Feminists For Jina, a network of activists and collectives united to support the feminist aspirations of the ongoing women-led protests in Iran, held a press conference in London ahead of International Women's Day.
At the March 7 event, feminist activists, artists and scholars described the "Woman, Life, Freedom" protest movement as a feminist revolution in the making that has inspired the women's liberation movements around the world.
"The revolution that [Iranian] society seeks is not simply a political one, but a social one in which individual subjectivities and the most important social structures are transformed,” a group of feminists in Tehran said in a voice note.
Iran has been swept by more than five months of protests demanding fundamental economic, social and political reforms. The wave of public anger was triggered by the September death of a 22-year-old woman, Mahsa Amini, in the custody of morality police.
For more than four decades ago, all women must conceal their hair with a headscarf, or hijabs, while in public and wear loose fitting trousers under their coats. Women have been subjected to discriminatory treatment regarding employment, education, inheritance and divorce.
"We are enraged, we are mourning, to have witnessed and lived through this unimaginable cruelty and humiliation," said a member of Feminists For Jina who identified herself as Golchehr.
Parveen Ardalan, a journalist and writer who won the prestigious Olof Palme Prize for her struggles for equal rights for men and women in Iran, said that “women are a symbol of discrimination.”
“This is not only manifested in choosing the type of clothing but also in access to public spaces, job opportunities, family relationships, society and culture, and the right to live with dignity,” she said.
“The feminist revolution in Iran is fighting against violence and structural exploitation of the people,” Ardalan added.
Feminist activist and scholar Hawzhin Baghali stated that women are the primary targets of the Islamic Republic's ideology, which she described as fundamentally totalitarian.
The clerical regime installed by the 1979 Islamic Revolution “redefines religion as the apparatus of the state in its modern sense, creating a religion-state that must be present everywhere and must survey everything,” she said.
The Iranian authorities have cracked down hard on the widespread demonstrations demanding more freedoms and women’s rights, killing more than 520 people and illegally detaining over 19,000, including many women.

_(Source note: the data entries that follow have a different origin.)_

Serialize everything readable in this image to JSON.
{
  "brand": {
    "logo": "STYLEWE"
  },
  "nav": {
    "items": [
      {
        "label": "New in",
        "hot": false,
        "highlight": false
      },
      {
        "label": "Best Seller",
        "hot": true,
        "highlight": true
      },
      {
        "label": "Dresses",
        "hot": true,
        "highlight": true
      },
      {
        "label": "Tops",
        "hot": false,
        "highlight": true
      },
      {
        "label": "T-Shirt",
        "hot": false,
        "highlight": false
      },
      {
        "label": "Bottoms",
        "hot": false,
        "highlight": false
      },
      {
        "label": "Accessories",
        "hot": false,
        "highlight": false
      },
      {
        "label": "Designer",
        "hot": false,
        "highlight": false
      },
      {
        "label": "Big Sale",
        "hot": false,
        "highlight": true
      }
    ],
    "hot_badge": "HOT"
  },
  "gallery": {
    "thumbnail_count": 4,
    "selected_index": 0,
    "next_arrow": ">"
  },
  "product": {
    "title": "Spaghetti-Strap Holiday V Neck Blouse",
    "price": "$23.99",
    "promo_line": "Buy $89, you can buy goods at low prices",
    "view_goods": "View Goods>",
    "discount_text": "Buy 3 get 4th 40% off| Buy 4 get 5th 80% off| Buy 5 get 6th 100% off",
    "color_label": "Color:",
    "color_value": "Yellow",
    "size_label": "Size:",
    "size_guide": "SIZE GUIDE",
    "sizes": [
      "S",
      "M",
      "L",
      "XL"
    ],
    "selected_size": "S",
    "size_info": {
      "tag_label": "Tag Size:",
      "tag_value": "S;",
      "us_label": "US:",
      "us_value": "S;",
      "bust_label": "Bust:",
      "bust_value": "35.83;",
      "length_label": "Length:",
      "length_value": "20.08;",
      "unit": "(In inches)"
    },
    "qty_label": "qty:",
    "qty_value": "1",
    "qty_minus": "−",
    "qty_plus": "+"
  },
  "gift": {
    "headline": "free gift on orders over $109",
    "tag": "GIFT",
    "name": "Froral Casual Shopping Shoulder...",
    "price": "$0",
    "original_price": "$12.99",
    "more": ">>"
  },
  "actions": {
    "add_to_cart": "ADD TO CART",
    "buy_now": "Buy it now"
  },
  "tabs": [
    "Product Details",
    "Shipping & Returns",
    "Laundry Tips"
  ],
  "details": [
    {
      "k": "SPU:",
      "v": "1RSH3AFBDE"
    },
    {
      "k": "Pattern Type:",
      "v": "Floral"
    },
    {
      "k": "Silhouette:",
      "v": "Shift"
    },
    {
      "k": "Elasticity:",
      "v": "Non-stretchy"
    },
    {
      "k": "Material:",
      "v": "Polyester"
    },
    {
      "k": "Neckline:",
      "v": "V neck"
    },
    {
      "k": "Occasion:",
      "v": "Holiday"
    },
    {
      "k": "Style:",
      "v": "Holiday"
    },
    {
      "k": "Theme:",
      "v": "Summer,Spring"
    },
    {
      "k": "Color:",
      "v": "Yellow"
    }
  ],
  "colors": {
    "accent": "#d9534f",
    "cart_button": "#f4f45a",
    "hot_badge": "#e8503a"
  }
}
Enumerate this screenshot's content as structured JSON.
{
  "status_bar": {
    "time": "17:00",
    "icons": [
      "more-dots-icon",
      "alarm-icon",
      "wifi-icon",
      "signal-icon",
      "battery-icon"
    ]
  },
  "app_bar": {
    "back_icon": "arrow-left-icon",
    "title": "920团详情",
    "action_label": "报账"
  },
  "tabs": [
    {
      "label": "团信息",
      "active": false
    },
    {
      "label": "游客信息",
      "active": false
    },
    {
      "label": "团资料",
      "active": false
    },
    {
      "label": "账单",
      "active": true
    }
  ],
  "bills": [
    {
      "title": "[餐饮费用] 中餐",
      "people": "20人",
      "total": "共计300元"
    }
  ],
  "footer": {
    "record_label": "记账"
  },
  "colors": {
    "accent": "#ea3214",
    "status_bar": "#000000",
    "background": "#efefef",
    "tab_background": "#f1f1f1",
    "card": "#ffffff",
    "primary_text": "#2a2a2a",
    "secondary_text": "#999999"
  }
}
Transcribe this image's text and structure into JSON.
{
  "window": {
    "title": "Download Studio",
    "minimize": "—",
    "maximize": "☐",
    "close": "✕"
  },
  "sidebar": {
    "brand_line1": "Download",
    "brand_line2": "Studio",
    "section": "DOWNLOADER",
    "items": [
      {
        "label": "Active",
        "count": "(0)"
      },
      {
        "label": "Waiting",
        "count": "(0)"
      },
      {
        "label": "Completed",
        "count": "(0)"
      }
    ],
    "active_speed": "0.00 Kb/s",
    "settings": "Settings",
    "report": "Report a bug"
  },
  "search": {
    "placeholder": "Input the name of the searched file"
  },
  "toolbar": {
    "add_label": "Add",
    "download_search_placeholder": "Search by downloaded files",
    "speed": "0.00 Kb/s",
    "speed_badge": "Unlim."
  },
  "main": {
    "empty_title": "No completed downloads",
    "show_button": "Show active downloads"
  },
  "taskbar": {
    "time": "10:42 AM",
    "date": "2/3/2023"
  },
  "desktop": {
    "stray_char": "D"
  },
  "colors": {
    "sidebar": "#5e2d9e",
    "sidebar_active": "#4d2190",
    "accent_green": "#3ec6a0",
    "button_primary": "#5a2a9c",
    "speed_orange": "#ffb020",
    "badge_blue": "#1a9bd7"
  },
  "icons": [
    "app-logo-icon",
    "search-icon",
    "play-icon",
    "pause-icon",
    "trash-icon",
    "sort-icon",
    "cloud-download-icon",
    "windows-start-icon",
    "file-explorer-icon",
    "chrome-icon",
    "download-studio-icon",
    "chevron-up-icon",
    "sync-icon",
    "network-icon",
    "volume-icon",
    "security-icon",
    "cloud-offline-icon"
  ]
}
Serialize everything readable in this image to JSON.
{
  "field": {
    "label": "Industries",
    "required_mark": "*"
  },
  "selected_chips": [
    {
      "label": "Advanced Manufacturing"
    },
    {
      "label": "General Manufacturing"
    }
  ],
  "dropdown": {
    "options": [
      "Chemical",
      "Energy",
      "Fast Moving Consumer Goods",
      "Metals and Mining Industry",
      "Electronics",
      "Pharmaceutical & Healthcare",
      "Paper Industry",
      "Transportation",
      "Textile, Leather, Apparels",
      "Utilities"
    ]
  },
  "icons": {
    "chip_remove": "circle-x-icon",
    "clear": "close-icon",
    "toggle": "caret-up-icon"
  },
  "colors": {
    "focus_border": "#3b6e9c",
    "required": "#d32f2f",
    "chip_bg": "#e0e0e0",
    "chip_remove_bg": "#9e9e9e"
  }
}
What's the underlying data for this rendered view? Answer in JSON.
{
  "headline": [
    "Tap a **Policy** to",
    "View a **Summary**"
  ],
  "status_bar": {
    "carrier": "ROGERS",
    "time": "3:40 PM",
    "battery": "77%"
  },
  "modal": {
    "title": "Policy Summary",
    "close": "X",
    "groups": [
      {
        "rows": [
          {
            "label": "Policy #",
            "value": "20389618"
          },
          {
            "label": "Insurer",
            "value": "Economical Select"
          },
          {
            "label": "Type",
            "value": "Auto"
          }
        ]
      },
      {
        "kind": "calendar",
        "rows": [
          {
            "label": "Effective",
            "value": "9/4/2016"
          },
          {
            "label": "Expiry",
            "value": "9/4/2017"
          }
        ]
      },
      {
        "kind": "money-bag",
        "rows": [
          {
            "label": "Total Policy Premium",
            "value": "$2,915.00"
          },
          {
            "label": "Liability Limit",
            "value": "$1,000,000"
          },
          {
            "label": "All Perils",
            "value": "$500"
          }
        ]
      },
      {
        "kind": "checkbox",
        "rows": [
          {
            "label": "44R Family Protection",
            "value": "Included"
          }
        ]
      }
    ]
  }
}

After biased trials, around 20 people were handed capital punishment, mostly on non-murder charges.
Sahar Fetrat, an Afghan feminist activist, researcher, documentary filmmaker and storyteller, praised the raging spirits of women in Iran and neighboring Afghanistan who are risking their lives for justice and freedom.
"Despite the countless rollbacks and losses, women in both countries have given us hope and motivation amid despair, inspired movements, dialogues and unity in diasporas. They have taught us much about courage," Fetrat said.
Ardalan said that the best way to create a real alternative political system in Iran is through a meaningful debate that includes everyone and every group.
“Instead of rushing to find an alternative government from above, we need to start by imagining the future we desire and putting it up for debate,” she said.
“We need to be specific and precise in expressing our demands and come out of hiding behind generalizations. The age of slogans and symbolic acts has come to an end.”